I’ve used a 70-200 2.8 L lens on my Canon’s over the past ten years, and have appreciated the sharp results it renders when I do everything right. And there’s the rub: I’m not doing everything as well as I did a decade ago.
Hand-holding a camera has become a particular problem. I’ve never been especially loyal to tripods, although I’ve owned several: even when I’m not in a hurry they tend to get in the way. So I spend most of my shooting time untethered. Now, my hands aren’t shaking so you’d notice…I’m not spilling coffee yet…but when I enlarge shots taken below 1/250 of a second at any focal length to a 100% view on the monitor my keepers rate is waaay down. That’s frustrating, and when you’re shooting for stock also expensive.
So, when I went to get the paper this morning I was toting a new lens, Canon’s diminutive 70-200 4 L with Image Stabilization, or IS. I knew this technology works from an early model zoom I’d shot with briefly, but wasn’t aware how much it’s improved. I think there are lots of little techie things we overlook that just seem to evolve on their own, and IS is one of them. For the picture above I pushed it past its advertised four-stop improvement, shooting at 150mm at f11 and 1/10 second. 1/10!
In the afternoon, pleased but still slightly suspicious (good things always have a catch, right?) I shot a series with each of the two zooms using an old shed as a subject. I’m mercifully omitting them here (they’re on a par with the many brick walls photographed for this same purpose) but take my word: the smaller IS zoom handily spanked the heavy 2.8 lens without stabilization. I also compared the IS at 135mm versus my sharp 135 2L, both at f4. The prime would normally enjoy a visible advantage since it would be stopped-down two full stops while the little zoom was wide open, but…not hand-held by me.
In the evening, as the light was draining from the day, a whitetailed deer appeared across from the house. At this time of year I leave a section of yard unmowed, aka The Salad Bar: the light flattered the deer’s coat and contrasted nicely with the surrounding dense greens and browns. I upped the camera’s ISO to 200 (the mailbox was at my normal setting of 100) and shot with the lens fully extended to 200mm, at f4…and 1/15 second. It’s been well-said by many photographers that IS does not stop a subject’s motion: it merely steadies the photographer. And so it is: out of 30 or so shots I had three I was pleased with. But at 1/15 second…and 200mm…how many could I rightfully expect?

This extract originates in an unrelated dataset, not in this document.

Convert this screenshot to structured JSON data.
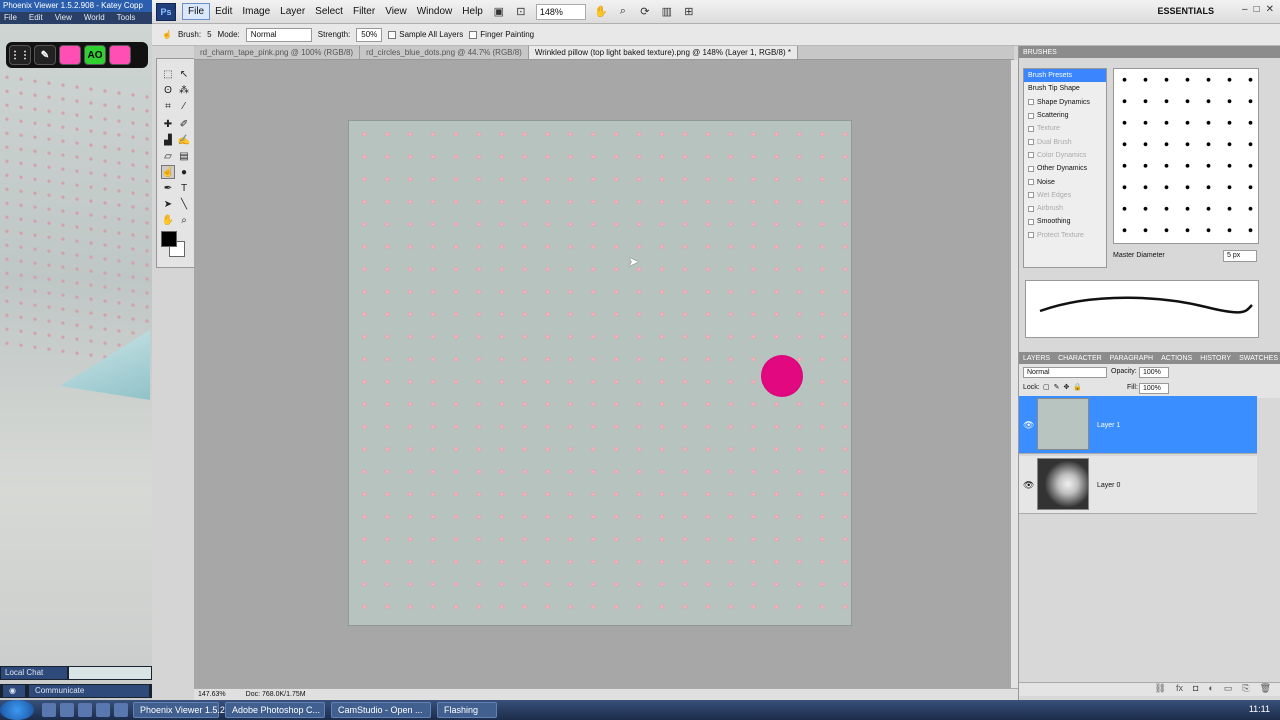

I think this little zoom will be in my bag for a long time to come.